“It is not for a moment the Spring is unmade to-day;
These were great trees it was in them from root to stem:
When the men with the “Whoops” and the “Whoas” have carted
         the whole of the whispering loveliness away
Half the Spring, for me, will have gone with them.
It is going now, and my heart has been struck with the hearts
         of the planes;
Half my life it has beat with these, in the sun, in the rains,
     In the March wind, the May breeze,
In the great gales that came over to them across the roofs from
         The great seas.
     There was only a quiet rain when they were dying;
     They must have heard the sparrows flying,
And the small creeping creatures in the earth where they were
         lying –
     But I, all day, I heard an angel crying:
         “Hurt not the trees”.
Copus is also good at interpreting and explaining the mood of the poem when she says ““in the final five lines, she does something that lifts the poem beyond being a reflection: with an eerie sense of theatre, she cuts out all background noise – the gales and the incessant blows of the axe – and locates us inside the felled trees themselves as they lie dying in the grass, so that we hear with them “a quiet rain”, “the sparrows flying” and “the small creeping creatures in the earth where they were lying””.

This is the first comprehensive biography of Mew and Julia Copus has been able to draw on a wealth of previously unseen materials, including letters, photographs, medical records, diaries and testaments of friends.

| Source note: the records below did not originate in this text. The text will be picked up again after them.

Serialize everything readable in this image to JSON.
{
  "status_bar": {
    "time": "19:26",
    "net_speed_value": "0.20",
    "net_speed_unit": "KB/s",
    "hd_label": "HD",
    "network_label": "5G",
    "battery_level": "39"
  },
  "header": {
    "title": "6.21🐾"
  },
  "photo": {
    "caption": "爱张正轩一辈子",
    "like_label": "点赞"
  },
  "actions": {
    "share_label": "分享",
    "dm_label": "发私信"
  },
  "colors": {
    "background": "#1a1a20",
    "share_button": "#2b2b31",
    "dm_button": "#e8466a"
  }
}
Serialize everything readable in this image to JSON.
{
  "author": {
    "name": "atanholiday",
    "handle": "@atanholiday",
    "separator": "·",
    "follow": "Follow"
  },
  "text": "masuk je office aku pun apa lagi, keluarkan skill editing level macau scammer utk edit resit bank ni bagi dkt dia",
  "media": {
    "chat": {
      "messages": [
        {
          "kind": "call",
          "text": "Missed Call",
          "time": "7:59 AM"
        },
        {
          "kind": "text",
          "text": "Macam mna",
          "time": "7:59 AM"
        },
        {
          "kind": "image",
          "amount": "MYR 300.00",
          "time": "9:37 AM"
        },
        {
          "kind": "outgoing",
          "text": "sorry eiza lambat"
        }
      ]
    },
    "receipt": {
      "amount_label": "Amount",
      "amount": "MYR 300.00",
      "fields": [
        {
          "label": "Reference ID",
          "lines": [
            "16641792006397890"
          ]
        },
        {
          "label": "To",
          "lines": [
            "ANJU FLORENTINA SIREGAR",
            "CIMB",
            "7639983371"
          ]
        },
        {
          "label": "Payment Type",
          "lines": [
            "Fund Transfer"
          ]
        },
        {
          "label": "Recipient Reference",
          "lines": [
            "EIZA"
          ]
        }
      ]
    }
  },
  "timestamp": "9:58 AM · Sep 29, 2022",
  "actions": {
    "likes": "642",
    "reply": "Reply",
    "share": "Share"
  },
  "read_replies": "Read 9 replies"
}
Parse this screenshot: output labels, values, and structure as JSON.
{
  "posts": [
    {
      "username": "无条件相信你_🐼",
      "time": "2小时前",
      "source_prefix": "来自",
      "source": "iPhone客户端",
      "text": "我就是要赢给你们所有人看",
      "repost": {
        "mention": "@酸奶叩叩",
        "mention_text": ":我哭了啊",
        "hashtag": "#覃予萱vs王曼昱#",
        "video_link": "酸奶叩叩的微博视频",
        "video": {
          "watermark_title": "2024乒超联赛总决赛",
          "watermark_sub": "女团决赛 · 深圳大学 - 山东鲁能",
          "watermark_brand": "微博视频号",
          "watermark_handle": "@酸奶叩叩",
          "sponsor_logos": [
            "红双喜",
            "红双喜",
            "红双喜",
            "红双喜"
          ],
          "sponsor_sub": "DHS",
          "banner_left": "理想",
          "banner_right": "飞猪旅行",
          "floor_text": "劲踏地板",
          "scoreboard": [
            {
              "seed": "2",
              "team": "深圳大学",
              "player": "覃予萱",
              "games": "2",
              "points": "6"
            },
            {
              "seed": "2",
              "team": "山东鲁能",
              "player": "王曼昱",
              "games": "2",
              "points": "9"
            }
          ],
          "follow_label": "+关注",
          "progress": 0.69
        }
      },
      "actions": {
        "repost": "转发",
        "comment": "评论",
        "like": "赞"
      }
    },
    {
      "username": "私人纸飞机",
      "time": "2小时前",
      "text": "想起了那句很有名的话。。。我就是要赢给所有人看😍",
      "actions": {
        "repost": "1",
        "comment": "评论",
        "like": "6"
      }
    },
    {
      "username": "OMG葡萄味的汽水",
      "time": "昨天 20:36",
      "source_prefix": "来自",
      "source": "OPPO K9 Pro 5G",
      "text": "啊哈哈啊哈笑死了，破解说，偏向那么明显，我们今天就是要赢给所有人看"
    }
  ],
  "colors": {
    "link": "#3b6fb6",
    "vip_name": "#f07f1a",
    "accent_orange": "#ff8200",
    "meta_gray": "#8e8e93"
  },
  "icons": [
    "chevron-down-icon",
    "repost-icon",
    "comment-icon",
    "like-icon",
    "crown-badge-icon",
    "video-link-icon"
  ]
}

Copus has written a fine biography with the understanding of a poet enabling the reader to gain fresh and interesting insights into Mew’s private and public life and work.

You can find the book here: This Rare Spirit: A Life of Charlotte Mew (Faber Poetry)

Byron Beynon coordinated Wales’s contribution to the anthology Fifty Strong (Heinemann). His work has featured in several publications including North of Oxford, Jerry Jazz Musician, The London Magazine, Wasafiri and the human rights anthology In Protest (University of London and Keats House Poets). His most recent collection is Where Shadows Stir (The Seventh Quarry Press).